[Dataset rows for apps and sites]
++++++++

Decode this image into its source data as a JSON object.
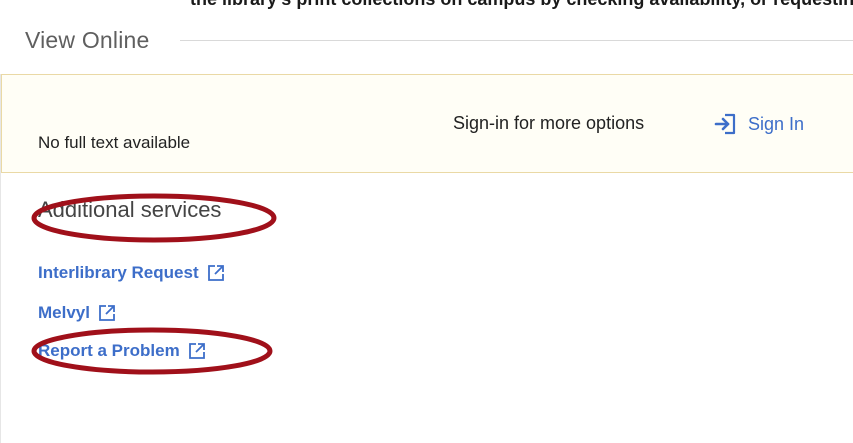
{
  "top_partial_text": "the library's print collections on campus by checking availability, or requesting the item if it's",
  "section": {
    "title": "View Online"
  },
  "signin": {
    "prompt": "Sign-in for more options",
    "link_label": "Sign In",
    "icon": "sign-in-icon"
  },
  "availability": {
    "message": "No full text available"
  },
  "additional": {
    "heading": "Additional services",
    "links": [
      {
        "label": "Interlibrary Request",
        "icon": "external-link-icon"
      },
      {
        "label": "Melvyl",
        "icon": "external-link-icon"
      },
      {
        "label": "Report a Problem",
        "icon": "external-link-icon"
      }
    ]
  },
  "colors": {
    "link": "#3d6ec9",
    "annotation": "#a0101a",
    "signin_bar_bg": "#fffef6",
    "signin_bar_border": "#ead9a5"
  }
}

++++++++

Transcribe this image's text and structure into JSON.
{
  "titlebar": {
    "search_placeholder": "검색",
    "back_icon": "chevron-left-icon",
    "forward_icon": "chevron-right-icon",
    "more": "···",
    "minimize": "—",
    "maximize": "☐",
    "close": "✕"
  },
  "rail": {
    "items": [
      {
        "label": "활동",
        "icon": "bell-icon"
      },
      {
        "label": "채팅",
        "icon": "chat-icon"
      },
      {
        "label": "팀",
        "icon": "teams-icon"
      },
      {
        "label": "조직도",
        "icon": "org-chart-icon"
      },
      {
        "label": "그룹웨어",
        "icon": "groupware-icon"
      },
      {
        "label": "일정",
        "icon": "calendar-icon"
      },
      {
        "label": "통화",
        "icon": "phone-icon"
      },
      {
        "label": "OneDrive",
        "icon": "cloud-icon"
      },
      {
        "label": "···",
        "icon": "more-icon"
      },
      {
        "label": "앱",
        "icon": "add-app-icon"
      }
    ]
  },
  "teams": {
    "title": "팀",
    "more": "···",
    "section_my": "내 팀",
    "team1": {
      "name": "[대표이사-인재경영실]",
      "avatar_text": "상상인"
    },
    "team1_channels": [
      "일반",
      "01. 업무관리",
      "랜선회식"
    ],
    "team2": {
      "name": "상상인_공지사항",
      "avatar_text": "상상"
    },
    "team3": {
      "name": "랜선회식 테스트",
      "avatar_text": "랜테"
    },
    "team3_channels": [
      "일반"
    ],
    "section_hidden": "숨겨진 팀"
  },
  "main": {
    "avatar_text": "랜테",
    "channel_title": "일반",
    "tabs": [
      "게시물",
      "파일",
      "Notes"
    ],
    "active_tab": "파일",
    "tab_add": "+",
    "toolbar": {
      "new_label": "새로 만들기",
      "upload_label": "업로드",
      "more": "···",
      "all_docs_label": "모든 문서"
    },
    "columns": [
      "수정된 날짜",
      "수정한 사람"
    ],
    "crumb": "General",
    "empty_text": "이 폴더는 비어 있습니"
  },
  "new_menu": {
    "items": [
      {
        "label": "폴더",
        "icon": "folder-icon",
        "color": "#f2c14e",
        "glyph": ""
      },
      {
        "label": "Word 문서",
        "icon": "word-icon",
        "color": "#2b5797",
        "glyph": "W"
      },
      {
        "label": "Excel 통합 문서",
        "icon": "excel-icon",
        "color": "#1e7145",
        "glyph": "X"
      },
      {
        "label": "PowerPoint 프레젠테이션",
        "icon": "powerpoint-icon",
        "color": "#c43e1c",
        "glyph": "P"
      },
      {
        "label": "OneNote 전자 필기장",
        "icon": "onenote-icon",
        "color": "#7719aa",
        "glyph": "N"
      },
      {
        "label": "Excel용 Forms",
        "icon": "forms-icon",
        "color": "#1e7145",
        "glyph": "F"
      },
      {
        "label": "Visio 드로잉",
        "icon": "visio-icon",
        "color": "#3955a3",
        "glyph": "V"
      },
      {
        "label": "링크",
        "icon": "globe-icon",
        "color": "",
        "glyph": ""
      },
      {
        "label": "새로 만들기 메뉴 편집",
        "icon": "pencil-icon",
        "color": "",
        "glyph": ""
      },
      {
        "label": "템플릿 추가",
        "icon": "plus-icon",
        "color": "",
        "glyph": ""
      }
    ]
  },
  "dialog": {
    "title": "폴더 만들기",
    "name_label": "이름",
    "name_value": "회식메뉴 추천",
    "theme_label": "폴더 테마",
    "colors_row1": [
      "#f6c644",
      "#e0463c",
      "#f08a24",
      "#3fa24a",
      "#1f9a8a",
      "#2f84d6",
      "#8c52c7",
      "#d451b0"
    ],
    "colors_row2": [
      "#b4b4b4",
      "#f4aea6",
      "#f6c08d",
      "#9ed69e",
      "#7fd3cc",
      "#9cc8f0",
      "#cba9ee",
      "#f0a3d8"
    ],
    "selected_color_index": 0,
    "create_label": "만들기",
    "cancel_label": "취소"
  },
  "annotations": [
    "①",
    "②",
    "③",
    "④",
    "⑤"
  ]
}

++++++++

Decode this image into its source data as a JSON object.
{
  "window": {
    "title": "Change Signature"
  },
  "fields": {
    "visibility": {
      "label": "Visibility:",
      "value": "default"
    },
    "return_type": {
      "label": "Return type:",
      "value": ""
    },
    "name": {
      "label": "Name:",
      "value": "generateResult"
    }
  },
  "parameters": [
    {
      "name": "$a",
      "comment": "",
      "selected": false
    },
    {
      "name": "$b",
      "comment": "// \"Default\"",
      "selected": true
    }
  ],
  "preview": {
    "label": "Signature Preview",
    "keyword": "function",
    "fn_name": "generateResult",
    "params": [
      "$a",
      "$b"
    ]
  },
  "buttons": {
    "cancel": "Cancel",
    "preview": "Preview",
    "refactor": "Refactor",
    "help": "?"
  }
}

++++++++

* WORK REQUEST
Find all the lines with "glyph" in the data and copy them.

* SOLUTION
        "glyph": ""
        "glyph": "W"
        "glyph": "X"
        "glyph": "P"
        "glyph": "N"
        "glyph": "F"
        "glyph": "V"
        "glyph": ""
        "glyph": ""
        "glyph": ""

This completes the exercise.